> [What this task involves]: The response must consist of the complete listing below, reproduced without alteration.

> [Record set]:
______

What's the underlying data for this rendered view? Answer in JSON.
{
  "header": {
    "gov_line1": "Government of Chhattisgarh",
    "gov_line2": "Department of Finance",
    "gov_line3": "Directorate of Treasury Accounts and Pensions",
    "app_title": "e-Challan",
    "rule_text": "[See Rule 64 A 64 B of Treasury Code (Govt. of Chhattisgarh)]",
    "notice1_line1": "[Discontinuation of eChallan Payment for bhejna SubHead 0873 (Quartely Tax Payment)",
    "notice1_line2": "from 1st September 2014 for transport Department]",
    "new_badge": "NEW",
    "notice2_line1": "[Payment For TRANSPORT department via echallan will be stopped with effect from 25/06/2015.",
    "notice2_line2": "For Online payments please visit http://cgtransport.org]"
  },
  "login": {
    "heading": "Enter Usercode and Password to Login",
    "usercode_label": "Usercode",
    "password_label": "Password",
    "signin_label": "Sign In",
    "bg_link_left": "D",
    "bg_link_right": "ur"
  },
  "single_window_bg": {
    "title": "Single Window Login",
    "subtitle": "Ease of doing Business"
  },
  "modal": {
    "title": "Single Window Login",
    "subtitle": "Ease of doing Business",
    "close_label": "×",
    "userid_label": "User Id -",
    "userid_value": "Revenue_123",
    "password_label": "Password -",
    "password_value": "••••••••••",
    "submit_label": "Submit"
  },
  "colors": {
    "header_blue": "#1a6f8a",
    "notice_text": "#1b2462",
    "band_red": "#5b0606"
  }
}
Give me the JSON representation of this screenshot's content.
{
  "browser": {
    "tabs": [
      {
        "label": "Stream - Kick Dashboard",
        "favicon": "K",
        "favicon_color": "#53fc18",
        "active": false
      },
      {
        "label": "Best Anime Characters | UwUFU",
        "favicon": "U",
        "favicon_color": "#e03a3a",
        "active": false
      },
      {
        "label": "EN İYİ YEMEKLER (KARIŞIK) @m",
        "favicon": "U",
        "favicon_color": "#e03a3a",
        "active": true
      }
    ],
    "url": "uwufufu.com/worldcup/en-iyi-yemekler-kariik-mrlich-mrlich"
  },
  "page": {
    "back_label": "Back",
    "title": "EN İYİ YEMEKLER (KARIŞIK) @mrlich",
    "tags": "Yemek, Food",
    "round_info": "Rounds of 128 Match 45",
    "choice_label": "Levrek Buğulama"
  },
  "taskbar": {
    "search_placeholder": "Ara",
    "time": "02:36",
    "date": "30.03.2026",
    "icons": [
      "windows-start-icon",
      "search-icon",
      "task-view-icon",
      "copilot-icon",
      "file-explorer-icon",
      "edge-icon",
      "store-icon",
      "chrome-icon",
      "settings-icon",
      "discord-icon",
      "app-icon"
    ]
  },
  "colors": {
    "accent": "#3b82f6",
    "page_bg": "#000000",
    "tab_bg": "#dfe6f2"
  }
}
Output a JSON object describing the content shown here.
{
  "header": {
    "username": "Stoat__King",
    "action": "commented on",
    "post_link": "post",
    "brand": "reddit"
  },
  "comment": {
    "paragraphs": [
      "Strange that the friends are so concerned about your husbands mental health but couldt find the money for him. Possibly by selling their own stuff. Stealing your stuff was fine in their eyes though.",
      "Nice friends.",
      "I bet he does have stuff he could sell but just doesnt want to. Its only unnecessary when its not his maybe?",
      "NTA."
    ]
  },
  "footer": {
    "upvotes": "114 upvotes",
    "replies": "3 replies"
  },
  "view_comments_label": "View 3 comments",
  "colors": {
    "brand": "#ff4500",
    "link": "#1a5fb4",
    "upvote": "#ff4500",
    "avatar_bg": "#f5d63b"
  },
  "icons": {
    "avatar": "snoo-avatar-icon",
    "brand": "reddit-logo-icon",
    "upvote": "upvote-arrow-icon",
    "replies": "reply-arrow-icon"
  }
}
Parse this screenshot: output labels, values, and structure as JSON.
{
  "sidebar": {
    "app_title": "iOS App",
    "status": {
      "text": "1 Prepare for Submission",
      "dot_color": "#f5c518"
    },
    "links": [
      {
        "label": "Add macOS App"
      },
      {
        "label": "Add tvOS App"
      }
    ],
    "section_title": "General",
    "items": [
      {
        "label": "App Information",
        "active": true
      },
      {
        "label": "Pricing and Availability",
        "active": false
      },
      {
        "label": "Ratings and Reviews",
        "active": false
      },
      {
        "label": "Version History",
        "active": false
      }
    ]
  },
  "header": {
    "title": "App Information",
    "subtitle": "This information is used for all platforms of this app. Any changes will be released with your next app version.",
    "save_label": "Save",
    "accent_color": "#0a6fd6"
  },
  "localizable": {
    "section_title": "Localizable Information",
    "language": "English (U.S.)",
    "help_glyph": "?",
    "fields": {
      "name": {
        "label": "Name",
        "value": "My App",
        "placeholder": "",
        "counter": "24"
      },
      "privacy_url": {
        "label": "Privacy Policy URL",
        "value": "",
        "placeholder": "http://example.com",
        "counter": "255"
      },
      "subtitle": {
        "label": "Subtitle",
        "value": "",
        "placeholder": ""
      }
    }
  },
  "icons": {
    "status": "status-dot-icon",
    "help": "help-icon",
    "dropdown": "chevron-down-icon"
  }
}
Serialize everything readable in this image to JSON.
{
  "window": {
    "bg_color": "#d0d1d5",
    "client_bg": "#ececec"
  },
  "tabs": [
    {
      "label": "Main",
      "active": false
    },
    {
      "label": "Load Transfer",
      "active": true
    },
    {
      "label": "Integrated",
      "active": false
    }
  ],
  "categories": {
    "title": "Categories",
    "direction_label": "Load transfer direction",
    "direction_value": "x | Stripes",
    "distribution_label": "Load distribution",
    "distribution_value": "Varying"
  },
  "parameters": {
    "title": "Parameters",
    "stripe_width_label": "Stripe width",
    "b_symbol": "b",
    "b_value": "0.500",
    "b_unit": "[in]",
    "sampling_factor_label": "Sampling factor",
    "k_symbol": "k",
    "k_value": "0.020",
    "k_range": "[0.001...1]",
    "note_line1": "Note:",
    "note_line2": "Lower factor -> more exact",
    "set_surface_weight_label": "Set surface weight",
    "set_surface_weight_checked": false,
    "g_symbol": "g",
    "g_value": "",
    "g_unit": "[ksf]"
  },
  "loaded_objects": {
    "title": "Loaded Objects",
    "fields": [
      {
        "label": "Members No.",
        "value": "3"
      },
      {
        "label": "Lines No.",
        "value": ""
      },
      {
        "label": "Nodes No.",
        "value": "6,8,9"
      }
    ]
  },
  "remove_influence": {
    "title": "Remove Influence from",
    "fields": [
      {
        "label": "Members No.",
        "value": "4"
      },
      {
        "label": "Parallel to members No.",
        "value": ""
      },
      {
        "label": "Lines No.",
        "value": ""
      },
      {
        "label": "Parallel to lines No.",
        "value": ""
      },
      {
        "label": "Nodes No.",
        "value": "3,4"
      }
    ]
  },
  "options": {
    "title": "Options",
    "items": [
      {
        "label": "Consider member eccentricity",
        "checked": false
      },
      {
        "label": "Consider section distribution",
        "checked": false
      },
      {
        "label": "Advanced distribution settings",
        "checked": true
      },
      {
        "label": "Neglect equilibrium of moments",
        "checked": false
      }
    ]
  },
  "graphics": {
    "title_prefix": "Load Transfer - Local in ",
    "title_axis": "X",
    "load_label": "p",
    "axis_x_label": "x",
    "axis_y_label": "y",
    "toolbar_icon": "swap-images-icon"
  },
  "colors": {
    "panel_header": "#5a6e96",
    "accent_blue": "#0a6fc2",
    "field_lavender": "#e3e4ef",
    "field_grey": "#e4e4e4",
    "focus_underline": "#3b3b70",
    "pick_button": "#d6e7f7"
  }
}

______

> [Response]:
What's the underlying data for this rendered view? Answer in JSON.
{
  "header": {
    "gov_line1": "Government of Chhattisgarh",
    "gov_line2": "Department of Finance",
    "gov_line3": "Directorate of Treasury Accounts and Pensions",
    "app_title": "e-Challan",
    "rule_text": "[See Rule 64 A 64 B of Treasury Code (Govt. of Chhattisgarh)]",
    "notice1_line1": "[Discontinuation of eChallan Payment for bhejna SubHead 0873 (Quartely Tax Payment)",
    "notice1_line2": "from 1st September 2014 for transport Department]",
    "new_badge": "NEW",
    "notice2_line1": "[Payment For TRANSPORT department via echallan will be stopped with effect from 25/06/2015.",
    "notice2_line2": "For Online payments please visit http://cgtransport.org]"
  },
  "login": {
    "heading": "Enter Usercode and Password to Login",
    "usercode_label": "Usercode",
    "password_label": "Password",
    "signin_label": "Sign In",
    "bg_link_left": "D",
    "bg_link_right": "ur"
  },
  "single_window_bg": {
    "title": "Single Window Login",
    "subtitle": "Ease of doing Business"
  },
  "modal": {
    "title": "Single Window Login",
    "subtitle": "Ease of doing Business",
    "close_label": "×",
    "userid_label": "User Id -",
    "userid_value": "Revenue_123",
    "password_label": "Password -",
    "password_value": "••••••••••",
    "submit_label": "Submit"
  },
  "colors": {
    "header_blue": "#1a6f8a",
    "notice_text": "#1b2462",
    "band_red": "#5b0606"
  }
}
Give me the JSON representation of this screenshot's content.
{
  "browser": {
    "tabs": [
      {
        "label": "Stream - Kick Dashboard",
        "favicon": "K",
        "favicon_color": "#53fc18",
        "active": false
      },
      {
        "label": "Best Anime Characters | UwUFU",
        "favicon": "U",
        "favicon_color": "#e03a3a",
        "active": false
      },
      {
        "label": "EN İYİ YEMEKLER (KARIŞIK) @m",
        "favicon": "U",
        "favicon_color": "#e03a3a",
        "active": true
      }
    ],
    "url": "uwufufu.com/worldcup/en-iyi-yemekler-kariik-mrlich-mrlich"
  },
  "page": {
    "back_label": "Back",
    "title": "EN İYİ YEMEKLER (KARIŞIK) @mrlich",
    "tags": "Yemek, Food",
    "round_info": "Rounds of 128 Match 45",
    "choice_label": "Levrek Buğulama"
  },
  "taskbar": {
    "search_placeholder": "Ara",
    "time": "02:36",
    "date": "30.03.2026",
    "icons": [
      "windows-start-icon",
      "search-icon",
      "task-view-icon",
      "copilot-icon",
      "file-explorer-icon",
      "edge-icon",
      "store-icon",
      "chrome-icon",
      "settings-icon",
      "discord-icon",
      "app-icon"
    ]
  },
  "colors": {
    "accent": "#3b82f6",
    "page_bg": "#000000",
    "tab_bg": "#dfe6f2"
  }
}
Output a JSON object describing the content shown here.
{
  "header": {
    "username": "Stoat__King",
    "action": "commented on",
    "post_link": "post",
    "brand": "reddit"
  },
  "comment": {
    "paragraphs": [
      "Strange that the friends are so concerned about your husbands mental health but couldt find the money for him. Possibly by selling their own stuff. Stealing your stuff was fine in their eyes though.",
      "Nice friends.",
      "I bet he does have stuff he could sell but just doesnt want to. Its only unnecessary when its not his maybe?",
      "NTA."
    ]
  },
  "footer": {
    "upvotes": "114 upvotes",
    "replies": "3 replies"
  },
  "view_comments_label": "View 3 comments",
  "colors": {
    "brand": "#ff4500",
    "link": "#1a5fb4",
    "upvote": "#ff4500",
    "avatar_bg": "#f5d63b"
  },
  "icons": {
    "avatar": "snoo-avatar-icon",
    "brand": "reddit-logo-icon",
    "upvote": "upvote-arrow-icon",
    "replies": "reply-arrow-icon"
  }
}
Parse this screenshot: output labels, values, and structure as JSON.
{
  "sidebar": {
    "app_title": "iOS App",
    "status": {
      "text": "1 Prepare for Submission",
      "dot_color": "#f5c518"
    },
    "links": [
      {
        "label": "Add macOS App"
      },
      {
        "label": "Add tvOS App"
      }
    ],
    "section_title": "General",
    "items": [
      {
        "label": "App Information",
        "active": true
      },
      {
        "label": "Pricing and Availability",
        "active": false
      },
      {
        "label": "Ratings and Reviews",
        "active": false
      },
      {
        "label": "Version History",
        "active": false
      }
    ]
  },
  "header": {
    "title": "App Information",
    "subtitle": "This information is used for all platforms of this app. Any changes will be released with your next app version.",
    "save_label": "Save",
    "accent_color": "#0a6fd6"
  },
  "localizable": {
    "section_title": "Localizable Information",
    "language": "English (U.S.)",
    "help_glyph": "?",
    "fields": {
      "name": {
        "label": "Name",
        "value": "My App",
        "placeholder": "",
        "counter": "24"
      },
      "privacy_url": {
        "label": "Privacy Policy URL",
        "value": "",
        "placeholder": "http://example.com",
        "counter": "255"
      },
      "subtitle": {
        "label": "Subtitle",
        "value": "",
        "placeholder": ""
      }
    }
  },
  "icons": {
    "status": "status-dot-icon",
    "help": "help-icon",
    "dropdown": "chevron-down-icon"
  }
}
Serialize everything readable in this image to JSON.
{
  "window": {
    "bg_color": "#d0d1d5",
    "client_bg": "#ececec"
  },
  "tabs": [
    {
      "label": "Main",
      "active": false
    },
    {
      "label": "Load Transfer",
      "active": true
    },
    {
      "label": "Integrated",
      "active": false
    }
  ],
  "categories": {
    "title": "Categories",
    "direction_label": "Load transfer direction",
    "direction_value": "x | Stripes",
    "distribution_label": "Load distribution",
    "distribution_value": "Varying"
  },
  "parameters": {
    "title": "Parameters",
    "stripe_width_label": "Stripe width",
    "b_symbol": "b",
    "b_value": "0.500",
    "b_unit": "[in]",
    "sampling_factor_label": "Sampling factor",
    "k_symbol": "k",
    "k_value": "0.020",
    "k_range": "[0.001...1]",
    "note_line1": "Note:",
    "note_line2": "Lower factor -> more exact",
    "set_surface_weight_label": "Set surface weight",
    "set_surface_weight_checked": false,
    "g_symbol": "g",
    "g_value": "",
    "g_unit": "[ksf]"
  },
  "loaded_objects": {
    "title": "Loaded Objects",
    "fields": [
      {
        "label": "Members No.",
        "value": "3"
      },
      {
        "label": "Lines No.",
        "value": ""
      },
      {
        "label": "Nodes No.",
        "value": "6,8,9"
      }
    ]
  },
  "remove_influence": {
    "title": "Remove Influence from",
    "fields": [
      {
        "label": "Members No.",
        "value": "4"
      },
      {
        "label": "Parallel to members No.",
        "value": ""
      },
      {
        "label": "Lines No.",
        "value": ""
      },
      {
        "label": "Parallel to lines No.",
        "value": ""
      },
      {
        "label": "Nodes No.",
        "value": "3,4"
      }
    ]
  },
  "options": {
    "title": "Options",
    "items": [
      {
        "label": "Consider member eccentricity",
        "checked": false
      },
      {
        "label": "Consider section distribution",
        "checked": false
      },
      {
        "label": "Advanced distribution settings",
        "checked": true
      },
      {
        "label": "Neglect equilibrium of moments",
        "checked": false
      }
    ]
  },
  "graphics": {
    "title_prefix": "Load Transfer - Local in ",
    "title_axis": "X",
    "load_label": "p",
    "axis_x_label": "x",
    "axis_y_label": "y",
    "toolbar_icon": "swap-images-icon"
  },
  "colors": {
    "panel_header": "#5a6e96",
    "accent_blue": "#0a6fc2",
    "field_lavender": "#e3e4ef",
    "field_grey": "#e4e4e4",
    "focus_underline": "#3b3b70",
    "pick_button": "#d6e7f7"
  }
}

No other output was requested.